-1-

Notes for this page

Add a new note
If you are trying to select text to create highlights or citations, remember that you must now click or tap on the first word, and then click or tap on the last word.
One moment ...
Default project is now your active project.
Project items
Notes
Cite this page

Cited page

Style
Citations are available only to our active members.
Buy instant access to cite pages or passages in MLA 8, MLA 7, APA and Chicago citation styles.

(Einhorn, 1992, p. 25)

(Einhorn 25)

(Einhorn 25)

1. Lois J. Einhorn, Abraham Lincoln, the Orator: Penetrating the Lincoln Legend (Westport, CT: Greenwood Press, 1992), 25, http://www.questia.com/read/27419298.

Note: primary sources have slightly different requirements for citation. Please see these guidelines for more information.

Cited page

Bookmark this page
Stepping out of the Shadows: Alabama Women, 1819-1990
Table of contents

Table of contents

Settings

Settings

Typeface
Text size Smaller Larger Reset View mode
Search within

Search within this book

Look up

Look up a word

  • Dictionary
  • Thesaurus
Please submit a word or phrase above.
Print this page

Print this page

Why can't I print more than one page at a time?

Help
Full screen
Items saved from this book
  • Bookmarks
  • Highlights & Notes
  • Citations
/ 240

matching results for page

    Questia reader help

    How to highlight and cite specific passages

    1. Click or tap the first word you want to select.
    2. Click or tap the last word you want to select, and you’ll see everything in between get selected.
    3. You’ll then get a menu of options like creating a highlight or a citation from that passage of text.

    OK, got it!

    Cited passage

    Style
    Citations are available only to our active members.
    Buy instant access to cite pages or passages in MLA 8, MLA 7, APA and Chicago citation styles.

    "Portraying himself as an honest, ordinary person helped Lincoln identify with his audiences." (Einhorn, 1992, p. 25).

    "Portraying himself as an honest, ordinary person helped Lincoln identify with his audiences." (Einhorn 25)

    "Portraying himself as an honest, ordinary person helped Lincoln identify with his audiences." (Einhorn 25)

    "Portraying himself as an honest, ordinary person helped Lincoln identify with his audiences."1

    1. Lois J. Einhorn, Abraham Lincoln, the Orator: Penetrating the Lincoln Legend (Westport, CT: Greenwood Press, 1992), 25, http://www.questia.com/read/27419298.

    Cited passage

    Thanks for trying Questia!

    Please continue trying out our research tools, but please note, full functionality is available only to our active members.

    Your work will be lost once you leave this Web page.

    Buy instant access to save your work.

    Already a member?
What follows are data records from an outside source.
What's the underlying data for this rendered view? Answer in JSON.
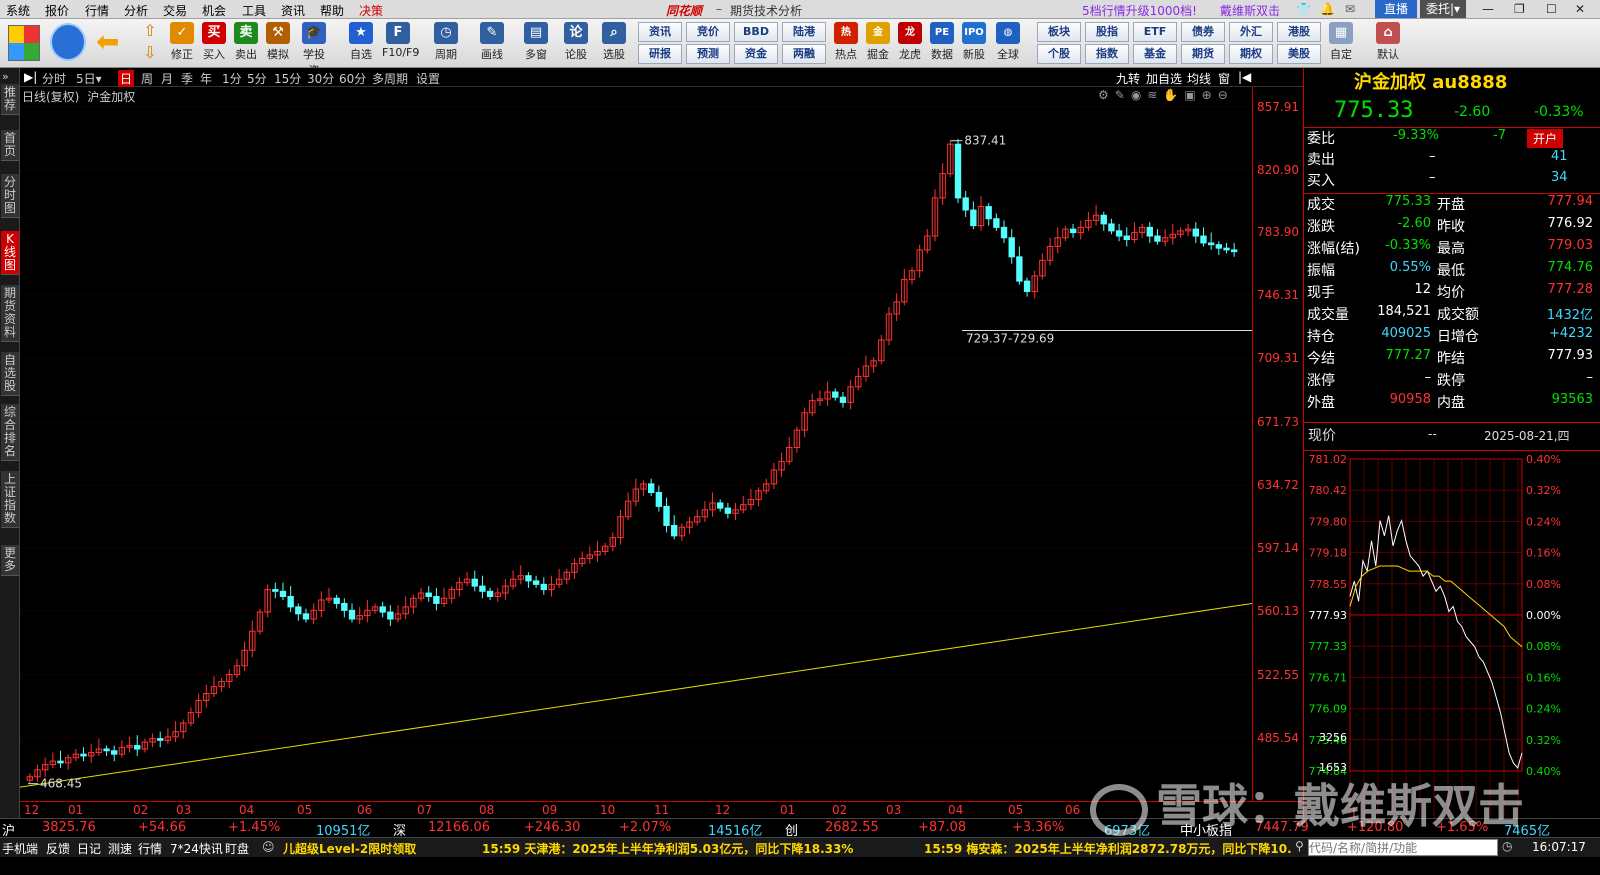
{
  "menu": {
    "items": [
      "系统",
      "报价",
      "行情",
      "分析",
      "交易",
      "机会",
      "工具",
      "资讯",
      "帮助",
      "决策"
    ],
    "logo": "同花顺",
    "app_title": "期货技术分析",
    "promo": "5档行情升级1000档!",
    "user": "戴维斯双击",
    "live_button": "直播",
    "delegate_button": "委托"
  },
  "toolbar": {
    "big_buttons": [
      {
        "label": "修正",
        "icon": "revise-icon",
        "color": "#e08a00"
      },
      {
        "label": "买入",
        "icon": "buy-icon",
        "color": "#d00000"
      },
      {
        "label": "卖出",
        "icon": "sell-icon",
        "color": "#1e8a1e"
      },
      {
        "label": "模拟",
        "icon": "hammer-icon",
        "color": "#b06000"
      },
      {
        "label": "学投资",
        "icon": "graduation-icon",
        "color": "#3060c0"
      },
      {
        "label": "自选",
        "icon": "star-icon",
        "color": "#2060d0"
      },
      {
        "label": "F10/F9",
        "icon": "f10-icon",
        "color": "#3060a0"
      },
      {
        "label": "周期",
        "icon": "clock-icon",
        "color": "#3060a0"
      },
      {
        "label": "画线",
        "icon": "pen-icon",
        "color": "#3060a0"
      },
      {
        "label": "多窗",
        "icon": "window-icon",
        "color": "#3060a0"
      },
      {
        "label": "论股",
        "icon": "chat-icon",
        "color": "#3060a0"
      },
      {
        "label": "选股",
        "icon": "search-icon",
        "color": "#3060a0"
      }
    ],
    "small_buttons": [
      {
        "label": "资讯"
      },
      {
        "label": "竞价"
      },
      {
        "label": "BBD"
      },
      {
        "label": "陆港"
      },
      {
        "label": "研报"
      },
      {
        "label": "预测"
      },
      {
        "label": "资金"
      },
      {
        "label": "两融"
      }
    ],
    "mid_buttons": [
      {
        "label": "热点",
        "icon": "hot-icon",
        "color": "#d02000"
      },
      {
        "label": "掘金",
        "icon": "gold-icon",
        "color": "#e0a000"
      },
      {
        "label": "龙虎",
        "icon": "dragon-icon",
        "color": "#c00000"
      },
      {
        "label": "数据",
        "icon": "pe-icon",
        "color": "#2060c0"
      },
      {
        "label": "新股",
        "icon": "ipo-icon",
        "color": "#2070d0"
      },
      {
        "label": "全球",
        "icon": "globe-icon",
        "color": "#2060c0"
      }
    ],
    "right_buttons": [
      {
        "label": "板块"
      },
      {
        "label": "股指"
      },
      {
        "label": "ETF"
      },
      {
        "label": "债券"
      },
      {
        "label": "外汇"
      },
      {
        "label": "港股"
      },
      {
        "label": "个股"
      },
      {
        "label": "指数"
      },
      {
        "label": "基金"
      },
      {
        "label": "期货"
      },
      {
        "label": "期权"
      },
      {
        "label": "美股"
      }
    ],
    "custom_label": "自定",
    "default_label": "默认"
  },
  "leftnav": [
    "推荐",
    "首页",
    "分时图",
    "K线图",
    "期货资料",
    "自选股",
    "综合排名",
    "上证指数",
    "更多"
  ],
  "periods": [
    "分时",
    "5日",
    "日",
    "周",
    "月",
    "季",
    "年",
    "1分",
    "5分",
    "15分",
    "30分",
    "60分",
    "多周期",
    "设置"
  ],
  "period_right": [
    "九转",
    "加自选",
    "均线",
    "窗"
  ],
  "chart_header": {
    "label": "日线(复权)",
    "name": "沪金加权"
  },
  "price_axis": [
    "857.91",
    "820.90",
    "783.90",
    "746.31",
    "709.31",
    "671.73",
    "634.72",
    "597.14",
    "560.13",
    "522.55",
    "485.54"
  ],
  "date_axis": [
    "12",
    "01",
    "02",
    "03",
    "04",
    "05",
    "06",
    "07",
    "08",
    "09",
    "10",
    "11",
    "12",
    "01",
    "02",
    "03",
    "04",
    "05",
    "06"
  ],
  "chart_data": {
    "type": "candlestick",
    "name": "沪金加权",
    "ylim": [
      458,
      870
    ],
    "high_label": "837.41",
    "low_label": "468.45",
    "range_label": "729.37-729.69",
    "trendline": {
      "from": 466,
      "to": 572,
      "color": "#e0e000"
    },
    "closes": [
      472,
      476,
      479,
      481,
      480,
      483,
      485,
      484,
      486,
      488,
      487,
      485,
      489,
      490,
      488,
      492,
      494,
      493,
      495,
      498,
      503,
      509,
      516,
      520,
      524,
      527,
      531,
      536,
      545,
      556,
      567,
      580,
      579,
      576,
      570,
      566,
      563,
      568,
      574,
      575,
      572,
      568,
      563,
      565,
      568,
      570,
      567,
      563,
      566,
      570,
      575,
      578,
      576,
      572,
      575,
      580,
      584,
      586,
      582,
      579,
      576,
      578,
      582,
      586,
      588,
      585,
      583,
      580,
      583,
      586,
      590,
      595,
      598,
      600,
      602,
      605,
      610,
      622,
      631,
      638,
      641,
      636,
      628,
      617,
      611,
      616,
      619,
      622,
      626,
      630,
      627,
      624,
      626,
      629,
      632,
      637,
      641,
      649,
      654,
      662,
      672,
      682,
      689,
      690,
      694,
      691,
      688,
      697,
      703,
      709,
      712,
      724,
      739,
      746,
      759,
      764,
      776,
      784,
      806,
      820,
      837,
      806,
      799,
      790,
      801,
      794,
      789,
      783,
      772,
      758,
      752,
      761,
      770,
      778,
      783,
      788,
      786,
      789,
      793,
      796,
      791,
      787,
      784,
      782,
      786,
      789,
      784,
      781,
      783,
      785,
      787,
      788,
      784,
      780,
      779,
      777,
      776,
      775
    ]
  },
  "quote": {
    "title": "沪金加权",
    "code": "au8888",
    "price": "775.33",
    "change": "-2.60",
    "change_pct": "-0.33%",
    "open_account": "开户",
    "rows": [
      {
        "l1": "委比",
        "v1": "-9.33%",
        "c1": "green",
        "v1b": "-7",
        "c1b": "green"
      },
      {
        "l1": "卖出",
        "v1": "–",
        "c1": "white",
        "v1b": "41",
        "c1b": "cyan"
      },
      {
        "l1": "买入",
        "v1": "–",
        "c1": "white",
        "v1b": "34",
        "c1b": "cyan"
      }
    ],
    "grid": [
      {
        "l1": "成交",
        "v1": "775.33",
        "c1": "green",
        "l2": "开盘",
        "v2": "777.94",
        "c2": "red"
      },
      {
        "l1": "涨跌",
        "v1": "-2.60",
        "c1": "green",
        "l2": "昨收",
        "v2": "776.92",
        "c2": "white"
      },
      {
        "l1": "涨幅(结)",
        "v1": "-0.33%",
        "c1": "green",
        "l2": "最高",
        "v2": "779.03",
        "c2": "red"
      },
      {
        "l1": "振幅",
        "v1": "0.55%",
        "c1": "cyan",
        "l2": "最低",
        "v2": "774.76",
        "c2": "green"
      },
      {
        "l1": "现手",
        "v1": "12",
        "c1": "white",
        "l2": "均价",
        "v2": "777.28",
        "c2": "red"
      },
      {
        "l1": "成交量",
        "v1": "184,521",
        "c1": "white",
        "l2": "成交额",
        "v2": "1432亿",
        "c2": "cyan"
      },
      {
        "l1": "持仓",
        "v1": "409025",
        "c1": "cyan",
        "l2": "日增仓",
        "v2": "+4232",
        "c2": "cyan"
      },
      {
        "l1": "今结",
        "v1": "777.27",
        "c1": "green",
        "l2": "昨结",
        "v2": "777.93",
        "c2": "white"
      },
      {
        "l1": "涨停",
        "v1": "–",
        "c1": "white",
        "l2": "跌停",
        "v2": "–",
        "c2": "white"
      },
      {
        "l1": "外盘",
        "v1": "90958",
        "c1": "red",
        "l2": "内盘",
        "v2": "93563",
        "c2": "green"
      }
    ],
    "now_label": "现价",
    "now_value": "--",
    "date": "2025-08-21,四"
  },
  "minichart": {
    "left": [
      "781.02",
      "780.42",
      "779.80",
      "779.18",
      "778.55",
      "777.93",
      "777.33",
      "776.71",
      "776.09",
      "775.46",
      "774.84"
    ],
    "right": [
      "0.40%",
      "0.32%",
      "0.24%",
      "0.16%",
      "0.08%",
      "0.00%",
      "0.08%",
      "0.16%",
      "0.24%",
      "0.32%",
      "0.40%"
    ],
    "vol": [
      "3256",
      "1653"
    ]
  },
  "status": {
    "sh_label": "沪",
    "sh_val": "3825.76",
    "sh_chg": "+54.66",
    "sh_pct": "+1.45%",
    "sh_amt": "10951亿",
    "sz_label": "深",
    "sz_val": "12166.06",
    "sz_chg": "+246.30",
    "sz_pct": "+2.07%",
    "sz_amt": "14516亿",
    "cy_label": "创",
    "cy_val": "2682.55",
    "cy_chg": "+87.08",
    "cy_pct": "+3.36%",
    "cy_amt": "6973亿",
    "zx_label": "中小板指",
    "zx_val": "7447.79",
    "zx_chg": "+120.80",
    "zx_pct": "+1.65%",
    "zx_amt": "7465亿"
  },
  "bottom": {
    "tabs": [
      "手机端",
      "反馈",
      "日记",
      "测速",
      "行情",
      "7*24快讯",
      "盯盘"
    ],
    "promo": "儿超级Level-2限时领取",
    "news1": "15:59 天津港：2025年上半年净利润5.03亿元，同比下降18.33%",
    "news2": "15:59 梅安森：2025年上半年净利润2872.78万元，同比下降10.",
    "search_placeholder": "代码/名称/简拼/功能",
    "clock": "16:07:17"
  },
  "watermark": "雪球：戴维斯双击"
}
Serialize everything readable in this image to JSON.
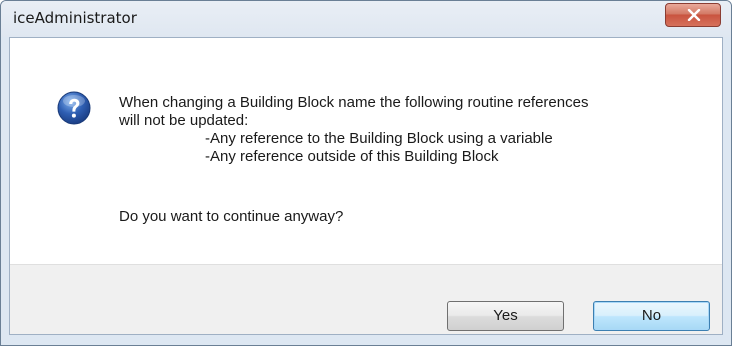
{
  "window": {
    "title": "iceAdministrator",
    "close_icon": "close-icon"
  },
  "dialog": {
    "icon": "question-icon",
    "message_lines": [
      "When changing a Building Block name the following routine references",
      "will not be updated:",
      "-Any reference to the Building Block using a variable",
      "-Any reference outside of this Building Block"
    ],
    "question": "Do you want to continue anyway?"
  },
  "buttons": {
    "yes_label": "Yes",
    "no_label": "No"
  },
  "colors": {
    "close_button": "#c9543f",
    "question_icon": "#2f5fb3",
    "default_button_border": "#3c7fb1"
  }
}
Log in now.

    Search by... Author
    Show... All Results Primary Sources Peer-reviewed

    Oops!

    An unknown error has occurred. Please click the button below to reload the page. If the problem persists, please try again in a little while.